Karkakonias, an Ojibwe chief in the mid-1800s, was taken to Washington, D.C. to see firsthand the advanced society and military power the United States had achieved at the time. When he returned home, his tribe was excited to hear all about his experiences, but the old chief remained mute, choosing to be alone and smoke his pipe. After some days, his people asked him why he did not tell them of his trip. He answered: If he told them of all the amazing things he had seen, they would accuse him of being a liar.
Did you know that infection was once considered a normal part of the healing process?
Last week, I fell asleep at my computer while working on a sermon. When I woke up, the screen had a long line of "Ks" across it because my finger was still pressing down on the key. A quick edit and the problem was corrected, but I remained concerned about the sermon. After all, if I fell asleep while writing it, what are the people going to do when I preach it?
You may never have heard of him, but Andy Green is the fastest man on earth. On Oct. 15, 1997, he broke the land speed record at 763.035 mph. Hearing this, I was amazed. Imagine a human being propelling himself along the ground at supersonic speed. But then I discovered Mr. Green did not achieve the speed recorded for him; it was the twin, jet-engine, "Star Wars"-looking vehicle that he was driving.
After Jesus ascended to his father in heaven, his church grew from a small group of committed adherents into a major world influence. Its earliest challenge was to find a niche in the Roman civilization that controlled most of the known world, whose actions and beliefs were completely opposite of the fledgling church. Despite these opposing views and beliefs, Christianity grew to become the official religion of the empire.
D.H. Groberg's poem, "The Race," depicts a foot race amongst boys. As the contest begins, one contestant surges to the front, leading the field until he trips and falls. Encouraged by his father's shouts, he gets up with renewed effort to catch the group, who by now has passed him. As he pushes forward, he falls again. Once more, he jumps to his feet, following the encouragement from his father, to continue the race. Yet, as the young man is closing the distance he had lost, he falls for the third time.
Like most pastors, I often officiate funerals for people I have never met. This can be challenging, as funerals usually require a eulogy of the deceased's life. To help me prepare the service, I meet with the family to talk about the loved one regarding who they were as a person. Most often, I come away from this experience regretting that I had never met the departed. They always sound like a friend I could have had.
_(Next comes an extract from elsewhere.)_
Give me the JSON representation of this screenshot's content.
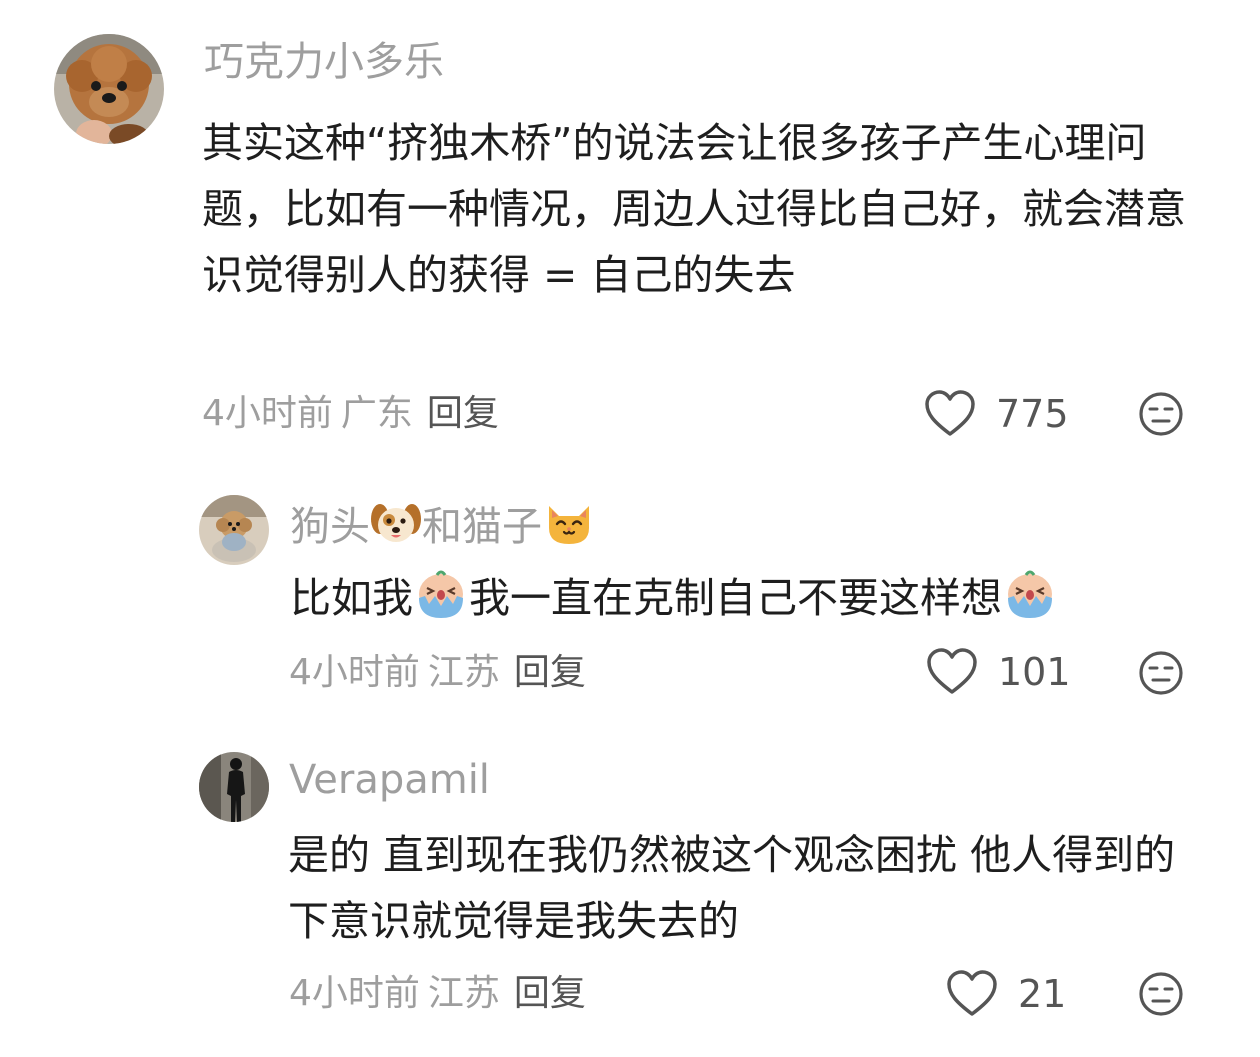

Memories need very little influence to become active. I recently saw a man riding a bicycle down the street, and my mind immediately transported me back to a childhood event. That is the way memories work — you are going through life, minding your own business, and suddenly you detect a fragrance, hear a sound, or see some random act, and you are suddenly recalling an earlier experience.
Should people question our long-held Christian beliefs? For many, there is something sacrilegious about this. Traditional beliefs should be embraced, not questioned. Yet we are told that the church's unwillingness to entertain inquiries is causing many of the younger generation to turn away from the faith. They have questions the church seems unwilling to answer.
As I write this article, it is the second week of April and another snowstorm is predicted to hit our area. Spring is a long time coming this year. One thing winter teaches northern Wisconsin people is patience. There is no rushing nature. Yet, every year, winter goes away and spring takes its place. I admit I do not do well at this time of year. There is something within me that moans with each wintry weather report; something that yearns for anything green. Even moldy food in the refrigerator captures my attention.